Lesson #1 “the Equifax Affect,” where a company such as Equifax, with more financial and IT resources than most companies in the US, cannot prevent a data breach event from ever happening.
In Equifax's case, their data breach event affected 145 million U.S. consumers where information breached included names, Social Security numbers, birth dates, addresses and, in some instances, driver's licenses numbers.
Lesson #2 “response and recovery,” where Equifax failed in multiple ways to respond in a timely and responsible manner. First, and with irony, the Equifax breach happened because the company failed to fix a software flaw that federal officials had warned about months before. But to make matters worse, Equifax waited nearly six weeks to notify the public after learning of the hacking event.
When this crisis happened, Equifax’s failed management response resulted in its chief information officer and chief security officer “stepping down” and its CEO “retiring.”
Lesson #3 “the future of cybersecurity laws” could include the potential for criminal action for officers and board members of any size organization.

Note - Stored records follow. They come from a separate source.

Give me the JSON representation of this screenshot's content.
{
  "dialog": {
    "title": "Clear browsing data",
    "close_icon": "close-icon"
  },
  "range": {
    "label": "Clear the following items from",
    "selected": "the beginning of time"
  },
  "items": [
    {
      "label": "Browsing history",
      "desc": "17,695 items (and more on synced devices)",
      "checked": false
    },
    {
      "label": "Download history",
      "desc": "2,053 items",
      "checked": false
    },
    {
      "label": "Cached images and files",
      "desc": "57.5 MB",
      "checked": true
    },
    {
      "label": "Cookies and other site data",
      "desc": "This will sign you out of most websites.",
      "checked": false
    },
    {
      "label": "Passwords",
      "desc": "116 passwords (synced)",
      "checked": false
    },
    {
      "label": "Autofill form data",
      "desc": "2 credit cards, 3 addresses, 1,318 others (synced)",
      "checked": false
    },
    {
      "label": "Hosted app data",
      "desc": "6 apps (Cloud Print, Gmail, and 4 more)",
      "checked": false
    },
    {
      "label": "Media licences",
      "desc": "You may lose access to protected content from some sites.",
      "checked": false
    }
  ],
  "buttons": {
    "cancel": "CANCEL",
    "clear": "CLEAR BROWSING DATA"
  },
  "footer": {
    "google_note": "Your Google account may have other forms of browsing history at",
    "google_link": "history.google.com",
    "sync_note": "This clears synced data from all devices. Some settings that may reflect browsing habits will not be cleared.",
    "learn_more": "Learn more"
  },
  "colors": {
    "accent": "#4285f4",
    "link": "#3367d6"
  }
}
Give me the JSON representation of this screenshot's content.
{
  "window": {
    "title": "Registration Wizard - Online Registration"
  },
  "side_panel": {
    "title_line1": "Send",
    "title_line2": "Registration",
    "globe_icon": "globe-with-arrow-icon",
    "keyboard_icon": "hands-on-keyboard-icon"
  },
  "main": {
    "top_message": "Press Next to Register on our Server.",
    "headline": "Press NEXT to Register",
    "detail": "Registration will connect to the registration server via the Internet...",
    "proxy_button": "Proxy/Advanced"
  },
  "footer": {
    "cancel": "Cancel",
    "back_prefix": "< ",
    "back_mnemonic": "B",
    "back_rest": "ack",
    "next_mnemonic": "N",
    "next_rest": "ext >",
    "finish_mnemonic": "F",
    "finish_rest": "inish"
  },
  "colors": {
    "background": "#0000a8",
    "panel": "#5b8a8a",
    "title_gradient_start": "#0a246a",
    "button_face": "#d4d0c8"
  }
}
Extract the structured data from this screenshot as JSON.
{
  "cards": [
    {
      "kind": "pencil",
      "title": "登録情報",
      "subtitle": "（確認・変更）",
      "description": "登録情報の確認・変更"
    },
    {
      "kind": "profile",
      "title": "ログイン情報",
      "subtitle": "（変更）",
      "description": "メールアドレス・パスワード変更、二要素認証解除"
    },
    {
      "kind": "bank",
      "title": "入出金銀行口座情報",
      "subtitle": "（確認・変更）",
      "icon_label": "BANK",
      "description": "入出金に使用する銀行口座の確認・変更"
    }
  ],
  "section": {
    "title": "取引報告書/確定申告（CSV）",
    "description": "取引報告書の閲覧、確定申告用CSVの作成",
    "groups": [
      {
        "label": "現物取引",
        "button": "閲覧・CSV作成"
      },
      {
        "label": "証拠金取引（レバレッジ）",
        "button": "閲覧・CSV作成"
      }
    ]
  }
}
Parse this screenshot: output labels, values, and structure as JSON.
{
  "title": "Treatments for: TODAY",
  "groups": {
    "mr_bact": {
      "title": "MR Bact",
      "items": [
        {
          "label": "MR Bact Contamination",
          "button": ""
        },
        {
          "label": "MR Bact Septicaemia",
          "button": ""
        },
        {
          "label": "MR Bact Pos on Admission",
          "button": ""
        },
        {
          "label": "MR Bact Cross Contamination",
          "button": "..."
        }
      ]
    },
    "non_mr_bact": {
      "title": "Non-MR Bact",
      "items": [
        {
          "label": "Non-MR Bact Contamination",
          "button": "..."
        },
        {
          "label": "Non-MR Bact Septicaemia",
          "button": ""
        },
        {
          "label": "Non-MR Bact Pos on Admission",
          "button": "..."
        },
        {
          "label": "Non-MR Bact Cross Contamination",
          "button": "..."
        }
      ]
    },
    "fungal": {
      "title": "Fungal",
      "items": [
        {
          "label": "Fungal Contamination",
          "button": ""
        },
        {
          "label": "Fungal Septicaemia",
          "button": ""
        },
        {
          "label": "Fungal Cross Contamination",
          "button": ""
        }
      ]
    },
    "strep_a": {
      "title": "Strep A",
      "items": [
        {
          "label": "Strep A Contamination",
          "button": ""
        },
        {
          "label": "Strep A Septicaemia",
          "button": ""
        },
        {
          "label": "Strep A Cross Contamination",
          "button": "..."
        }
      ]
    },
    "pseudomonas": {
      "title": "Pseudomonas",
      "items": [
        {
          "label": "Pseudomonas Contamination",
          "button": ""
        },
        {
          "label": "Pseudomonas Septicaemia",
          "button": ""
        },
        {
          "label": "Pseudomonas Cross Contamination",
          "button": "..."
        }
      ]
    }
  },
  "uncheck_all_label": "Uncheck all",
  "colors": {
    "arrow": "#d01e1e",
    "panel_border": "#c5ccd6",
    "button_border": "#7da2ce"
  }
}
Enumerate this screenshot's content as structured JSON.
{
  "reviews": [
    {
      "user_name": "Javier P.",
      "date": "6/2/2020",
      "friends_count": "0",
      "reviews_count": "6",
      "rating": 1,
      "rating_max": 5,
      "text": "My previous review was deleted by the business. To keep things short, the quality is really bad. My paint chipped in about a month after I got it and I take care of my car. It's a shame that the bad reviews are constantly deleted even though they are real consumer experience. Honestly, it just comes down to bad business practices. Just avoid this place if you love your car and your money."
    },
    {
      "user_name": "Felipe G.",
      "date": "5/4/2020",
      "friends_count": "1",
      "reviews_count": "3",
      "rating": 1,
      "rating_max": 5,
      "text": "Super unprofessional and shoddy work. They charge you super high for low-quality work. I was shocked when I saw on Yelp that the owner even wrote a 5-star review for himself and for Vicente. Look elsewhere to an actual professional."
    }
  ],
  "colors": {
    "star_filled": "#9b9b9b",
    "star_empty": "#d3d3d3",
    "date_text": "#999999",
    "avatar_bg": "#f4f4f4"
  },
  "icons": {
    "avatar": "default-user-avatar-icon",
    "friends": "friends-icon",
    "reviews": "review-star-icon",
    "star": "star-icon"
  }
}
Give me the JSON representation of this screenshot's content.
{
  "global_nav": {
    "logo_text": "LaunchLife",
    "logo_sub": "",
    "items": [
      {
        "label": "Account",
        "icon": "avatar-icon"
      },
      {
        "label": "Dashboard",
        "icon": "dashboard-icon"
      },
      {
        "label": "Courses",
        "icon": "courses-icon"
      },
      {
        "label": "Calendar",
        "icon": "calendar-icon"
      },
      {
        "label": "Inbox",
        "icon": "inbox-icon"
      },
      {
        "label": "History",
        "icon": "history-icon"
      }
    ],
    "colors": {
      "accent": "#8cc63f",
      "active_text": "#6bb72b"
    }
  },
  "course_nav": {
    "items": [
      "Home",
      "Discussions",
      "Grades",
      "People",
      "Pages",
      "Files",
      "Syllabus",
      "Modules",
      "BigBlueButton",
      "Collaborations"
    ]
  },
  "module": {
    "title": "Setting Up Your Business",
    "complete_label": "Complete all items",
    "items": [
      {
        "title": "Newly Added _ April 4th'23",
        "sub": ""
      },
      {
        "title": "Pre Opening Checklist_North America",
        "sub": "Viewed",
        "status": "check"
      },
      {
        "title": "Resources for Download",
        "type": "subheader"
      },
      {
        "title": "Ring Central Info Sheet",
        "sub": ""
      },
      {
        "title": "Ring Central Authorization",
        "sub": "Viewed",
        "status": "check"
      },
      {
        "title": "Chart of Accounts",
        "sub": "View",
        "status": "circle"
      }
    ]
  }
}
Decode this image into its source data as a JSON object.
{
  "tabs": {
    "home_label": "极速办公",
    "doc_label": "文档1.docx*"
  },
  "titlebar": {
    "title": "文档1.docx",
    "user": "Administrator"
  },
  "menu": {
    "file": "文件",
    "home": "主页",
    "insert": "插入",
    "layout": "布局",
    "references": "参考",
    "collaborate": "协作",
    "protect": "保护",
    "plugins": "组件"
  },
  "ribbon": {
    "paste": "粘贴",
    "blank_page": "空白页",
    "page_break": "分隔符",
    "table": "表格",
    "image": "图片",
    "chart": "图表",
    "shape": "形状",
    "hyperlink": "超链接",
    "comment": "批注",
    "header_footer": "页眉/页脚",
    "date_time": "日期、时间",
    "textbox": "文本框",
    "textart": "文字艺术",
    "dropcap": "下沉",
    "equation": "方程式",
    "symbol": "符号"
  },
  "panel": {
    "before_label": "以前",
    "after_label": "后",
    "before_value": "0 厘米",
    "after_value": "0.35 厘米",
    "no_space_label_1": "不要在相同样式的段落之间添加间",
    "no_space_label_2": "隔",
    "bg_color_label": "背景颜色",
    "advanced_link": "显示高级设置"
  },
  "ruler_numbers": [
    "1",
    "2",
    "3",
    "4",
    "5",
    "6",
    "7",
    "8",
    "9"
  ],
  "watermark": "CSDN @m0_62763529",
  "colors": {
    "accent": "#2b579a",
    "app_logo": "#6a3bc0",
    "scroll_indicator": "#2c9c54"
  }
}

CSOonline.com released an article titled The year ahead in cybersecurity law, where CSO states that “major legal cases and proposed state and federal legislation will shape how companies respond to and attempt to mitigate cybersecurity and data privacy risks.”
Lesson #4 “industry best practices should include response and recovery” as Risk and Insurance Magazine highlights in this article titled Cyber Threat Will Get More Difficult, where General Michael Hayden, former head of the Central Intelligence Agency and National Security Agency, and current principal at the security consultant the Chertoff Group, stated that “companies should focus on response, resiliency and recovery when it comes to cyber risks.”
According to Hayden, “companies are focusing on the vulnerability aspect, and responding by building high walls and deep moats to keep attackers out.” He said “If you do that successfully, it will prevent 80 percent of the attackers.”
“But that still leaves 20 percent vulnerability, so companies need to focus on the consequences: It’s about response, resiliency and recovery,” said Hayden.
In an era of growing data breaches, businesses that partner to offer data breach response services, can differentiate themselves, helping to attract and retain customers, while incrementally growing revenue.
All businesses need strong document management policies - and strong document destruction companies need strong data breach response partners to support their business clients.
Request a WebEx by Vero to learn about unique solutions to enhance your cybersecurity best practices and create new, recurring revenue by offering breach response services to your business accounts.
Jim McCabe is the SVP, Identity Theft Solutions for Vero, LLC. He has developed his subject matter expertise in ID theft & data breach solutions and has contributed to industry publications and blog sites, while consistently speaking for conferences and webinars to foster awareness and education of best practices.